● Assignment
Return all of the entries word for word, but omit the pictures they contain.

[App and web page records]
━━━━━━━━━━━━━━━━
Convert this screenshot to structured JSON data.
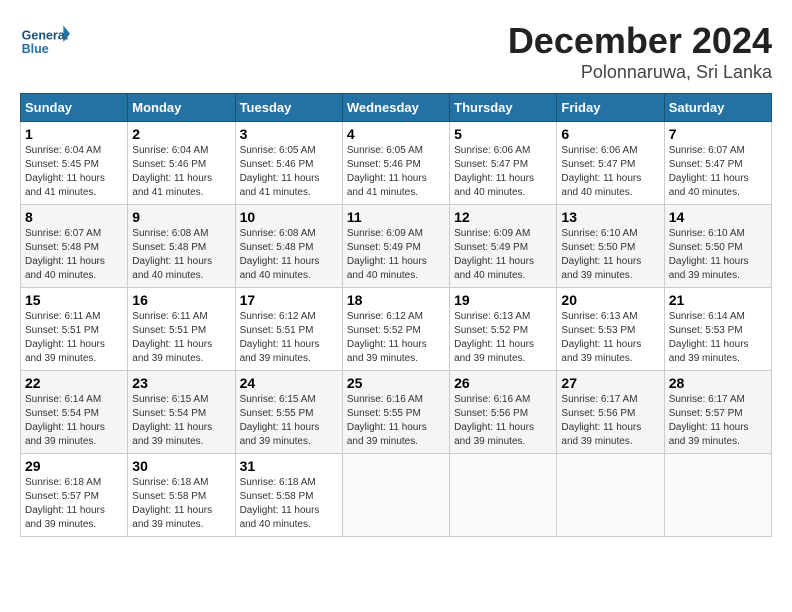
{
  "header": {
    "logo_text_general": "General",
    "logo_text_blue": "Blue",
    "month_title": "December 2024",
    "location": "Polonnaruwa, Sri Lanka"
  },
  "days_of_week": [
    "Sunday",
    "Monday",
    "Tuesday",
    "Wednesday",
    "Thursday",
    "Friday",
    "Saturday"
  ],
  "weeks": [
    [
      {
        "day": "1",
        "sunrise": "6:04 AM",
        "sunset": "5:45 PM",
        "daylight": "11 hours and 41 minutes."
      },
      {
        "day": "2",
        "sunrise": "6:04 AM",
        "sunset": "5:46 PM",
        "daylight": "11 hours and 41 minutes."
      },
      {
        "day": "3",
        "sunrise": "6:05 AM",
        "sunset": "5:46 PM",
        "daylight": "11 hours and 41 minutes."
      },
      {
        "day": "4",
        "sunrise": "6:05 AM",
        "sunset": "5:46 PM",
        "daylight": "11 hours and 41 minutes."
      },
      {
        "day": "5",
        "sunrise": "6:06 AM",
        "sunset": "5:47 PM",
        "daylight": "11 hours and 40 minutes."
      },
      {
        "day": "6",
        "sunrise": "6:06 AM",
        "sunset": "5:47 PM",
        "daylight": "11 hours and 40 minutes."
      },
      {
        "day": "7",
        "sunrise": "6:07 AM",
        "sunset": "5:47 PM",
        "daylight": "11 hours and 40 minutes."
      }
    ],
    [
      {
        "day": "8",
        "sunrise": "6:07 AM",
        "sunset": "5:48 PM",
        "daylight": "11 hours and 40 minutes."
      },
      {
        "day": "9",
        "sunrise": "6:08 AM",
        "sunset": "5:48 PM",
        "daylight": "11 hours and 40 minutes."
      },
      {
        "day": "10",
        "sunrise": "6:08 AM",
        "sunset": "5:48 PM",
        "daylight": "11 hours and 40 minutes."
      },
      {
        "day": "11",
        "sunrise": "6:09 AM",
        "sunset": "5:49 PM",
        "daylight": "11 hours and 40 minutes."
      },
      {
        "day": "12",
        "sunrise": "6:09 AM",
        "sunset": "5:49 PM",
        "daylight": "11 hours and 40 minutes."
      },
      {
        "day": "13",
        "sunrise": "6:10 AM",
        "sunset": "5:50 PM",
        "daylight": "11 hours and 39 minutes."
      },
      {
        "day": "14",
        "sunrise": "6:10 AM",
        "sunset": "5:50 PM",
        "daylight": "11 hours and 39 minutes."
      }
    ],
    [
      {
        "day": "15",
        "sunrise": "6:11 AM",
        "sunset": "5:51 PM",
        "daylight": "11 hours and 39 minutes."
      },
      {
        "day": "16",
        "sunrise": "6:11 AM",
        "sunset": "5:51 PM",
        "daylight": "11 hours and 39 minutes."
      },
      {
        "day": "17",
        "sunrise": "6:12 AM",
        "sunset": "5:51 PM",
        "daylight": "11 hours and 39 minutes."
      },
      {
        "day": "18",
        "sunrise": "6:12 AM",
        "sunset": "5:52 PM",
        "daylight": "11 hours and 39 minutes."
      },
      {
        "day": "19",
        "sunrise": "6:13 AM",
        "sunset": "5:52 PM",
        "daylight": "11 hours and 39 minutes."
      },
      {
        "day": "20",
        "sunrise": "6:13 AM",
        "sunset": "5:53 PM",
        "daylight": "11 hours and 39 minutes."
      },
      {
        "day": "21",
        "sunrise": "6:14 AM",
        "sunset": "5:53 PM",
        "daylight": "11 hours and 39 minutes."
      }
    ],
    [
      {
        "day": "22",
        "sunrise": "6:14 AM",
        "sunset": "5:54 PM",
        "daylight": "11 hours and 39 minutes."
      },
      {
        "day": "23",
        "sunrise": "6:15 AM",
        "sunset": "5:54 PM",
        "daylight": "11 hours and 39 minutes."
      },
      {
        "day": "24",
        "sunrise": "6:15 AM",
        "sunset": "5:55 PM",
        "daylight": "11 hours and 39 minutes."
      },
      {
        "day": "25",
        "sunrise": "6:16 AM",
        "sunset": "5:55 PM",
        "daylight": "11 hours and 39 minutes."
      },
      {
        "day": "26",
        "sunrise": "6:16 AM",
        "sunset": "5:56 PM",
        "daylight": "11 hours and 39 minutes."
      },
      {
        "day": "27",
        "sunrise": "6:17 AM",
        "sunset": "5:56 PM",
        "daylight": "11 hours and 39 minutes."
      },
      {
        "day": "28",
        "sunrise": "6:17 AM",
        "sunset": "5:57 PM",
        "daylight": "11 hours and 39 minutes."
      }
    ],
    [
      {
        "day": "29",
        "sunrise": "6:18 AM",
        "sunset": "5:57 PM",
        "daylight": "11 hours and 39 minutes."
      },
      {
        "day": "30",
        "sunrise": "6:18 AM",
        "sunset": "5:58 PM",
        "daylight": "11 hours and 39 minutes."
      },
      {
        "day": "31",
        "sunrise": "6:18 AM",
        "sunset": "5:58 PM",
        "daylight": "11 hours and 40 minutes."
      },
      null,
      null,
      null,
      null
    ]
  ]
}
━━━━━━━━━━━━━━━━
● Solution to the exercise
Convert this screenshot to structured JSON data.
{
  "header": {
    "logo_text_general": "General",
    "logo_text_blue": "Blue",
    "month_title": "December 2024",
    "location": "Polonnaruwa, Sri Lanka"
  },
  "days_of_week": [
    "Sunday",
    "Monday",
    "Tuesday",
    "Wednesday",
    "Thursday",
    "Friday",
    "Saturday"
  ],
  "weeks": [
    [
      {
        "day": "1",
        "sunrise": "6:04 AM",
        "sunset": "5:45 PM",
        "daylight": "11 hours and 41 minutes."
      },
      {
        "day": "2",
        "sunrise": "6:04 AM",
        "sunset": "5:46 PM",
        "daylight": "11 hours and 41 minutes."
      },
      {
        "day": "3",
        "sunrise": "6:05 AM",
        "sunset": "5:46 PM",
        "daylight": "11 hours and 41 minutes."
      },
      {
        "day": "4",
        "sunrise": "6:05 AM",
        "sunset": "5:46 PM",
        "daylight": "11 hours and 41 minutes."
      },
      {
        "day": "5",
        "sunrise": "6:06 AM",
        "sunset": "5:47 PM",
        "daylight": "11 hours and 40 minutes."
      },
      {
        "day": "6",
        "sunrise": "6:06 AM",
        "sunset": "5:47 PM",
        "daylight": "11 hours and 40 minutes."
      },
      {
        "day": "7",
        "sunrise": "6:07 AM",
        "sunset": "5:47 PM",
        "daylight": "11 hours and 40 minutes."
      }
    ],
    [
      {
        "day": "8",
        "sunrise": "6:07 AM",
        "sunset": "5:48 PM",
        "daylight": "11 hours and 40 minutes."
      },
      {
        "day": "9",
        "sunrise": "6:08 AM",
        "sunset": "5:48 PM",
        "daylight": "11 hours and 40 minutes."
      },
      {
        "day": "10",
        "sunrise": "6:08 AM",
        "sunset": "5:48 PM",
        "daylight": "11 hours and 40 minutes."
      },
      {
        "day": "11",
        "sunrise": "6:09 AM",
        "sunset": "5:49 PM",
        "daylight": "11 hours and 40 minutes."
      },
      {
        "day": "12",
        "sunrise": "6:09 AM",
        "sunset": "5:49 PM",
        "daylight": "11 hours and 40 minutes."
      },
      {
        "day": "13",
        "sunrise": "6:10 AM",
        "sunset": "5:50 PM",
        "daylight": "11 hours and 39 minutes."
      },
      {
        "day": "14",
        "sunrise": "6:10 AM",
        "sunset": "5:50 PM",
        "daylight": "11 hours and 39 minutes."
      }
    ],
    [
      {
        "day": "15",
        "sunrise": "6:11 AM",
        "sunset": "5:51 PM",
        "daylight": "11 hours and 39 minutes."
      },
      {
        "day": "16",
        "sunrise": "6:11 AM",
        "sunset": "5:51 PM",
        "daylight": "11 hours and 39 minutes."
      },
      {
        "day": "17",
        "sunrise": "6:12 AM",
        "sunset": "5:51 PM",
        "daylight": "11 hours and 39 minutes."
      },
      {
        "day": "18",
        "sunrise": "6:12 AM",
        "sunset": "5:52 PM",
        "daylight": "11 hours and 39 minutes."
      },
      {
        "day": "19",
        "sunrise": "6:13 AM",
        "sunset": "5:52 PM",
        "daylight": "11 hours and 39 minutes."
      },
      {
        "day": "20",
        "sunrise": "6:13 AM",
        "sunset": "5:53 PM",
        "daylight": "11 hours and 39 minutes."
      },
      {
        "day": "21",
        "sunrise": "6:14 AM",
        "sunset": "5:53 PM",
        "daylight": "11 hours and 39 minutes."
      }
    ],
    [
      {
        "day": "22",
        "sunrise": "6:14 AM",
        "sunset": "5:54 PM",
        "daylight": "11 hours and 39 minutes."
      },
      {
        "day": "23",
        "sunrise": "6:15 AM",
        "sunset": "5:54 PM",
        "daylight": "11 hours and 39 minutes."
      },
      {
        "day": "24",
        "sunrise": "6:15 AM",
        "sunset": "5:55 PM",
        "daylight": "11 hours and 39 minutes."
      },
      {
        "day": "25",
        "sunrise": "6:16 AM",
        "sunset": "5:55 PM",
        "daylight": "11 hours and 39 minutes."
      },
      {
        "day": "26",
        "sunrise": "6:16 AM",
        "sunset": "5:56 PM",
        "daylight": "11 hours and 39 minutes."
      },
      {
        "day": "27",
        "sunrise": "6:17 AM",
        "sunset": "5:56 PM",
        "daylight": "11 hours and 39 minutes."
      },
      {
        "day": "28",
        "sunrise": "6:17 AM",
        "sunset": "5:57 PM",
        "daylight": "11 hours and 39 minutes."
      }
    ],
    [
      {
        "day": "29",
        "sunrise": "6:18 AM",
        "sunset": "5:57 PM",
        "daylight": "11 hours and 39 minutes."
      },
      {
        "day": "30",
        "sunrise": "6:18 AM",
        "sunset": "5:58 PM",
        "daylight": "11 hours and 39 minutes."
      },
      {
        "day": "31",
        "sunrise": "6:18 AM",
        "sunset": "5:58 PM",
        "daylight": "11 hours and 40 minutes."
      },
      null,
      null,
      null,
      null
    ]
  ]
}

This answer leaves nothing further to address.